“All the climate gurus that know all about the weather still can’t tell us
when (the drought is) going to break. We’ve got no idea so we run blind.
We’ve just got to plan and hope and pray that it rains.” Australia’s weather
bureau has warned there is no end in sight and the Red Cross has set up a
relief appeal, while the Salvation Army is distributing food hampers.
It is not just farmers doing it tough, but also the towns that service
Murrurundi, some 300 kilometres (186 miles) north of Sydney, has received
less than 170 millimetres of rain this year and could run out of drinking
water within months.
Severe restrictions are in place, including three-minute showers and only
two washing loads of clothes a week, with fears the town may need to truck in
Grazier Mark Wylie has spent Aus$30,000 in the past six weeks boring for
groundwater, to no avail.
Even if he or Murrurundi authorities find a water source, he told local

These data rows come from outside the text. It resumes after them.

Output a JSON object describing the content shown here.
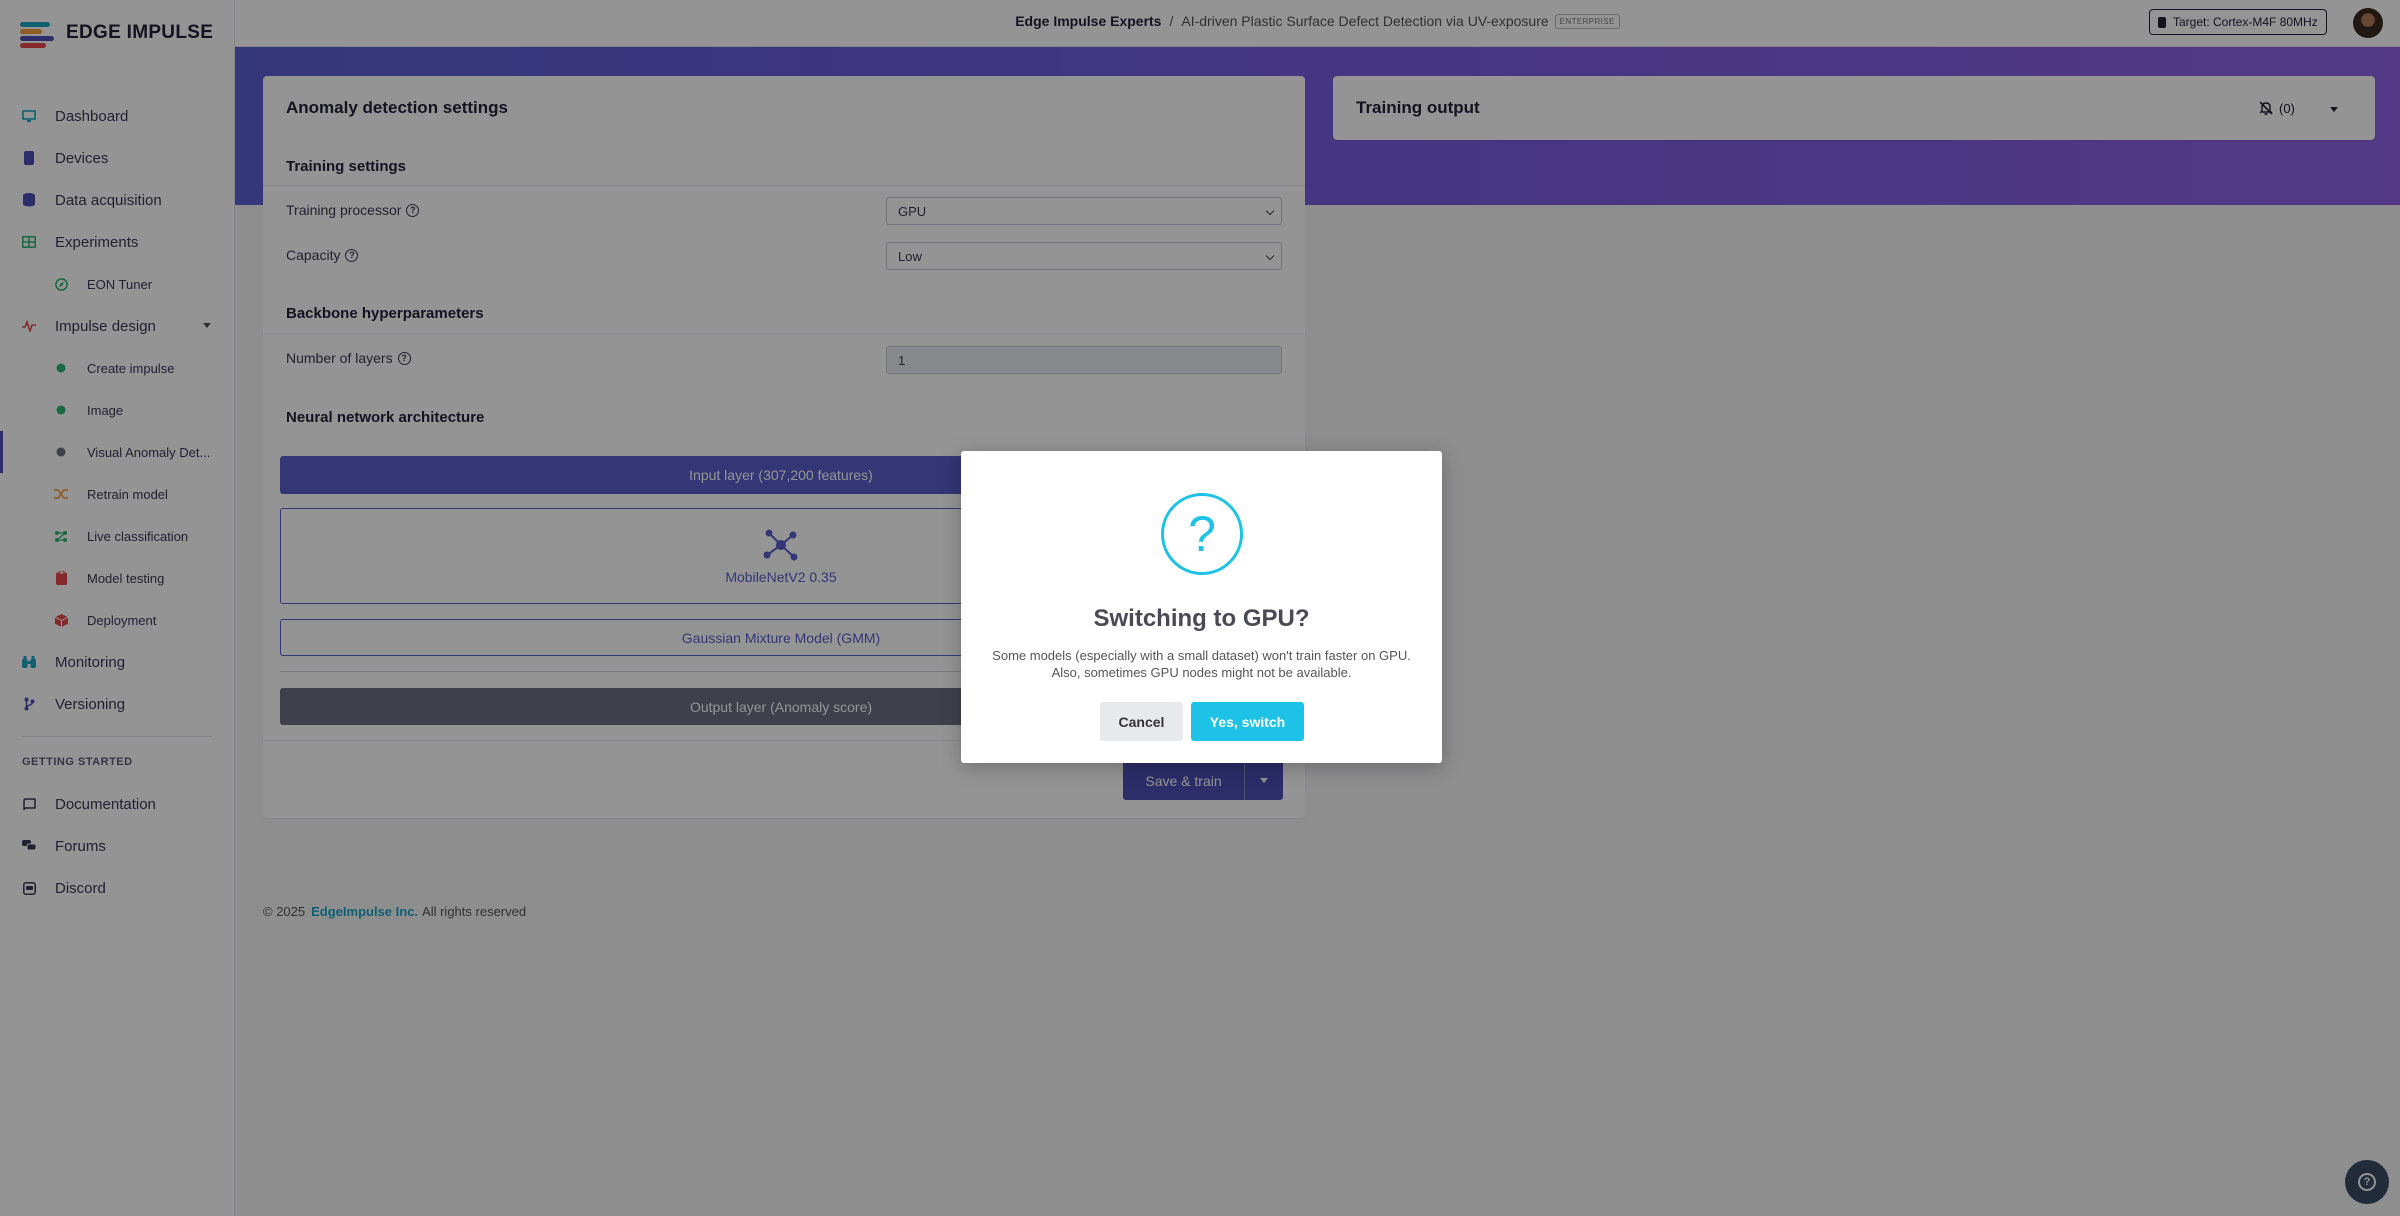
{
  "brand": {
    "name": "EDGE IMPULSE",
    "logo_colors": [
      "#1ea6c4",
      "#f3a33b",
      "#4d4fb5",
      "#e5484d"
    ]
  },
  "sidebar": {
    "items": [
      {
        "label": "Dashboard",
        "icon": "monitor-icon",
        "color": "#1ea6c4"
      },
      {
        "label": "Devices",
        "icon": "device-icon",
        "color": "#4d4fb5"
      },
      {
        "label": "Data acquisition",
        "icon": "database-icon",
        "color": "#4d4fb5"
      },
      {
        "label": "Experiments",
        "icon": "grid-icon",
        "color": "#2bb673"
      },
      {
        "label": "EON Tuner",
        "icon": "compass-icon",
        "color": "#2bb673"
      },
      {
        "label": "Impulse design",
        "icon": "pulse-icon",
        "color": "#e5484d"
      },
      {
        "label": "Create impulse",
        "icon": "dot-icon",
        "color": "#2bb673"
      },
      {
        "label": "Image",
        "icon": "dot-icon",
        "color": "#2bb673"
      },
      {
        "label": "Visual Anomaly Det...",
        "icon": "dot-icon",
        "color": "#6c6f82"
      },
      {
        "label": "Retrain model",
        "icon": "shuffle-icon",
        "color": "#f3a33b"
      },
      {
        "label": "Live classification",
        "icon": "network-icon",
        "color": "#2bb673"
      },
      {
        "label": "Model testing",
        "icon": "clipboard-icon",
        "color": "#e5484d"
      },
      {
        "label": "Deployment",
        "icon": "box-icon",
        "color": "#e5484d"
      },
      {
        "label": "Monitoring",
        "icon": "binoculars-icon",
        "color": "#1ea6c4"
      },
      {
        "label": "Versioning",
        "icon": "branch-icon",
        "color": "#4d4fb5"
      }
    ],
    "getting_started_title": "GETTING STARTED",
    "getting_started": [
      {
        "label": "Documentation",
        "icon": "book-icon"
      },
      {
        "label": "Forums",
        "icon": "chat-icon"
      },
      {
        "label": "Discord",
        "icon": "discord-icon"
      }
    ]
  },
  "topbar": {
    "org": "Edge Impulse Experts",
    "separator": "/",
    "project": "AI-driven Plastic Surface Defect Detection via UV-exposure",
    "badge": "ENTERPRISE",
    "target": "Target: Cortex-M4F 80MHz"
  },
  "settings": {
    "title": "Anomaly detection settings",
    "training_settings": "Training settings",
    "training_processor_label": "Training processor",
    "training_processor_value": "GPU",
    "capacity_label": "Capacity",
    "capacity_value": "Low",
    "backbone_title": "Backbone hyperparameters",
    "layers_label": "Number of layers",
    "layers_value": "1",
    "nn_title": "Neural network architecture",
    "input_layer": "Input layer (307,200 features)",
    "backbone_layer": "MobileNetV2 0.35",
    "gmm_layer": "Gaussian Mixture Model (GMM)",
    "output_layer": "Output layer (Anomaly score)",
    "save_button": "Save & train"
  },
  "output": {
    "title": "Training output",
    "notifications": "(0)"
  },
  "footer": {
    "copyright": "© 2025",
    "company": "EdgeImpulse Inc.",
    "rights": "All rights reserved"
  },
  "modal": {
    "icon_glyph": "?",
    "title": "Switching to GPU?",
    "text_line1": "Some models (especially with a small dataset) won't train faster on GPU.",
    "text_line2": "Also, sometimes GPU nodes might not be available.",
    "cancel": "Cancel",
    "confirm": "Yes, switch"
  }
}
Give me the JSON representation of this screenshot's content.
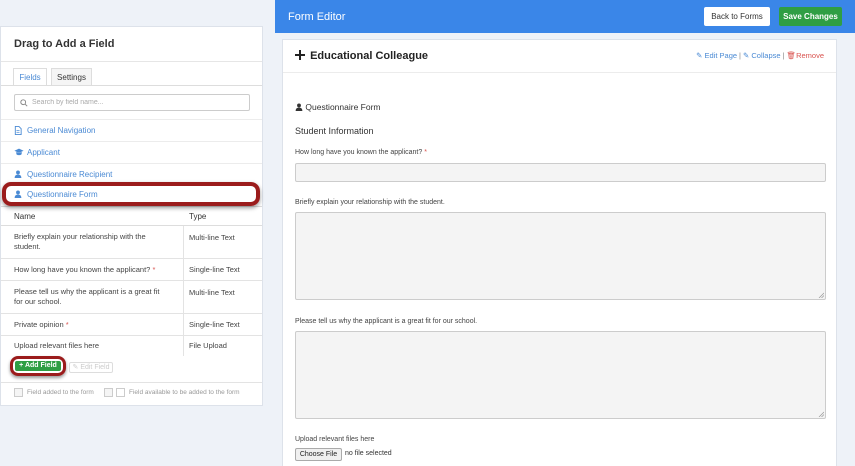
{
  "left_panel": {
    "title": "Drag to Add a Field",
    "tabs": [
      {
        "label": "Fields",
        "active": true
      },
      {
        "label": "Settings",
        "active": false
      }
    ],
    "search": {
      "placeholder": "Search by field name..."
    },
    "nav_items": [
      {
        "label": "General Navigation",
        "icon": "document-icon"
      },
      {
        "label": "Applicant",
        "icon": "graduation-cap-icon"
      },
      {
        "label": "Questionnaire Recipient",
        "icon": "user-icon"
      },
      {
        "label": "Questionnaire Form",
        "icon": "user-icon"
      }
    ],
    "table": {
      "headers": [
        "Name",
        "Type"
      ],
      "rows": [
        {
          "name": "Briefly explain your relationship with the student.",
          "type": "Multi-line Text",
          "required": false
        },
        {
          "name": "How long have you known the applicant?",
          "type": "Single-line Text",
          "required": true
        },
        {
          "name": "Please tell us why the applicant is a great fit for our school.",
          "type": "Multi-line Text",
          "required": false
        },
        {
          "name": "Private opinion",
          "type": "Single-line Text",
          "required": true
        },
        {
          "name": "Upload relevant files here",
          "type": "File Upload",
          "required": false
        }
      ]
    },
    "add_field_label": "Add Field",
    "edit_field_label": "Edit Field",
    "legend": {
      "added": "Field added to the form",
      "available": "Field available to be added to the form"
    }
  },
  "header": {
    "title": "Form Editor",
    "back_label": "Back to Forms",
    "save_label": "Save Changes"
  },
  "editor": {
    "page_title": "Educational Colleague",
    "actions": {
      "edit": "Edit Page",
      "collapse": "Collapse",
      "remove": "Remove"
    },
    "section_title": "Questionnaire Form",
    "subsection_title": "Student Information",
    "fields": [
      {
        "label": "How long have you known the applicant?",
        "required": true
      },
      {
        "label": "Briefly explain your relationship with the student.",
        "required": false
      },
      {
        "label": "Please tell us why the applicant is a great fit for our school.",
        "required": false
      },
      {
        "label": "Upload relevant files here",
        "required": false
      }
    ],
    "file": {
      "button": "Choose File",
      "status": "no file selected"
    }
  },
  "colors": {
    "header_bg": "#3a86e8",
    "accent_link": "#4a8ad4",
    "success": "#2f9e44",
    "danger": "#d9534f",
    "highlight_ring": "#9b1c1c"
  }
}
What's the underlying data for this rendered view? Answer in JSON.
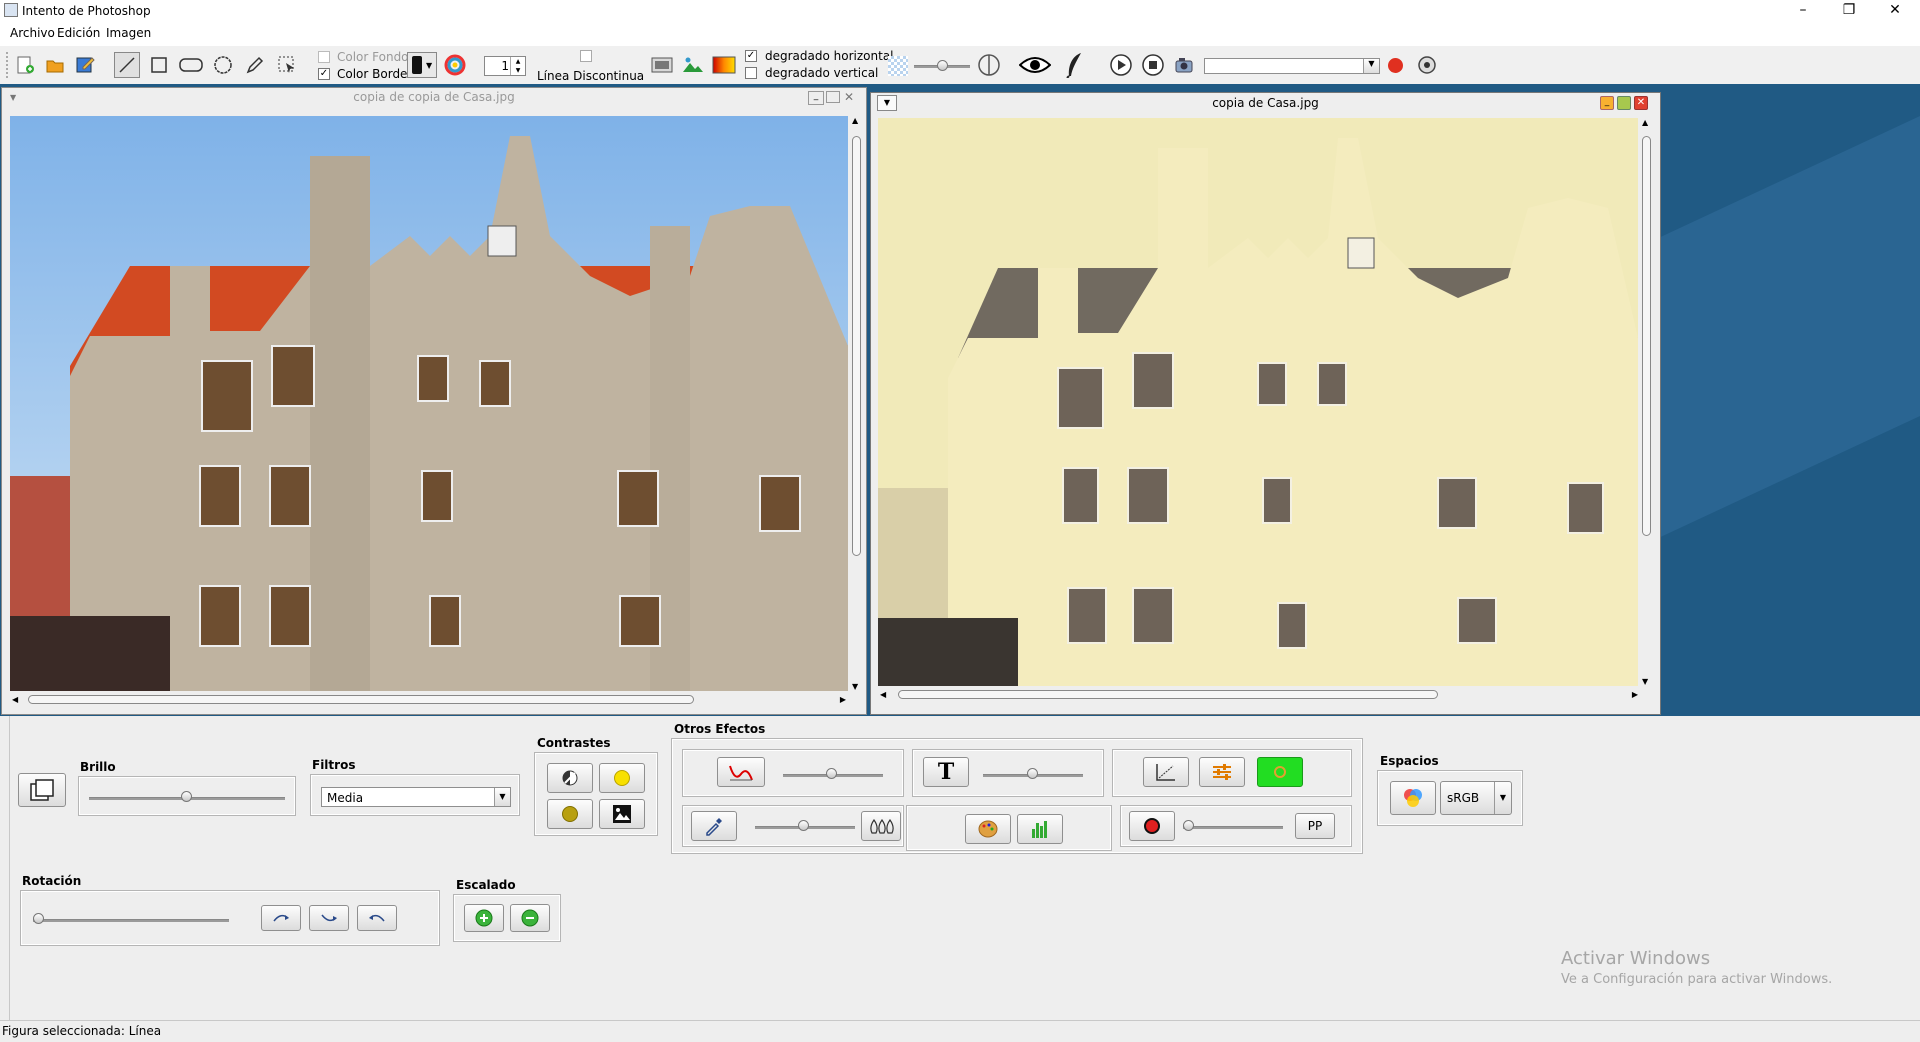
{
  "window": {
    "title": "Intento de Photoshop"
  },
  "menu": {
    "items": [
      "Archivo",
      "Edición",
      "Imagen"
    ]
  },
  "toolbar": {
    "color_fondo_label": "Color Fondo",
    "color_fondo_checked": false,
    "color_borde_label": "Color Borde",
    "color_borde_checked": true,
    "stroke_width_value": "1",
    "linea_discontinua_label": "Línea Discontinua",
    "linea_discontinua_checked": false,
    "degradado_horizontal_label": "degradado horizontal",
    "degradado_horizontal_checked": true,
    "degradado_vertical_label": "degradado vertical",
    "degradado_vertical_checked": false,
    "transparency_level": 0.5,
    "selected_tool": "line"
  },
  "frames": {
    "left": {
      "title": "copia de copia de Casa.jpg",
      "active": false
    },
    "right": {
      "title": "copia de Casa.jpg",
      "active": true
    }
  },
  "panels": {
    "brillo": {
      "label": "Brillo",
      "level": 0.5
    },
    "filtros": {
      "label": "Filtros",
      "selected": "Media"
    },
    "contrastes": {
      "label": "Contrastes"
    },
    "otros_efectos": {
      "label": "Otros Efectos",
      "pp_label": "PP"
    },
    "espacios": {
      "label": "Espacios",
      "selected": "sRGB"
    },
    "rotacion": {
      "label": "Rotación",
      "level": 0
    },
    "escalado": {
      "label": "Escalado"
    }
  },
  "watermark": {
    "line1": "Activar Windows",
    "line2": "Ve a Configuración para activar Windows."
  },
  "status": {
    "text": "Figura seleccionada: Línea"
  },
  "colors": {
    "desktop": "#205a84",
    "accent_red": "#e03020",
    "green_button": "#22dd22",
    "sepia": "#f1eab9"
  }
}
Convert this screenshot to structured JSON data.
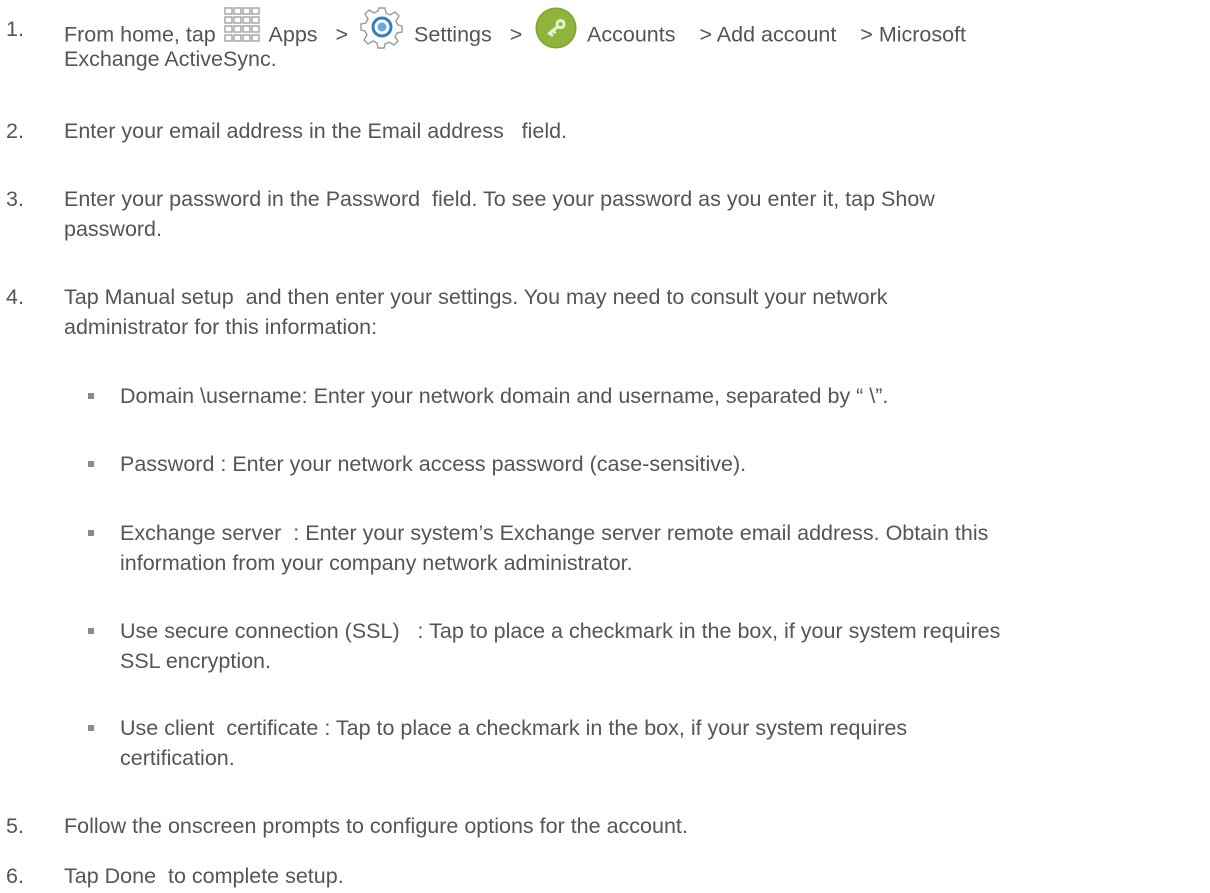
{
  "steps": [
    {
      "num": "1.",
      "lines": [
        {
          "prefix": "From home, tap",
          "apps_label": "Apps",
          "sep1": ">",
          "settings_label": "Settings",
          "sep2": ">",
          "accounts_label": "Accounts",
          "sep3": "> Add account",
          "sep4": "> Microsoft"
        },
        {
          "text": "Exchange ActiveSync."
        }
      ]
    },
    {
      "num": "2.",
      "lines": [
        {
          "text": "Enter your email address in the Email address   field."
        }
      ]
    },
    {
      "num": "3.",
      "lines": [
        {
          "text": "Enter your password in the Password  field. To see your password as you enter it, tap Show"
        },
        {
          "text": "password."
        }
      ]
    },
    {
      "num": "4.",
      "lines": [
        {
          "text": "Tap Manual setup  and then enter your settings. You may need to consult your network"
        },
        {
          "text": "administrator for this information:"
        }
      ]
    },
    {
      "num": "5.",
      "lines": [
        {
          "text": "Follow the onscreen prompts to configure options for the account."
        }
      ]
    },
    {
      "num": "6.",
      "lines": [
        {
          "text": "Tap Done  to complete setup."
        }
      ]
    }
  ],
  "substeps": [
    {
      "lines": [
        {
          "text": "Domain \\username: Enter your network domain and username, separated by “ \\”."
        }
      ]
    },
    {
      "lines": [
        {
          "text": "Password : Enter your network access password (case-sensitive)."
        }
      ]
    },
    {
      "lines": [
        {
          "text": "Exchange server  : Enter your system’s Exchange server remote email address. Obtain this"
        },
        {
          "text": "information from your company network administrator."
        }
      ]
    },
    {
      "lines": [
        {
          "text": "Use secure connection (SSL)   : Tap to place a checkmark in the box, if your system requires"
        },
        {
          "text": "SSL encryption."
        }
      ]
    },
    {
      "lines": [
        {
          "text": "Use client  certificate : Tap to place a checkmark in the box, if your system requires"
        },
        {
          "text": "certification."
        }
      ]
    }
  ],
  "icons": {
    "apps": "apps-grid-icon",
    "settings": "settings-gear-icon",
    "accounts": "accounts-key-icon"
  },
  "colors": {
    "text": "#555555",
    "bullet": "#8a8a8a",
    "accounts_icon": "#8fb43c",
    "settings_icon_ring": "#2f7fc4"
  }
}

media: “It’s a finite resource, it won’t go on forever.”
Water diviner Glen Shepherd, who has lived in the town for more than three
decades, said these were the driest conditions he had ever seen.
“It’s shocking to see,” he told AFP. “And the people in the city don’t
realise, or they are starting to realise now, everything does come off the
land — the bread, the cereal, the milk.
“If the drought doesn’t break, it’s going to happen,” he added, referring
to farms going out of business.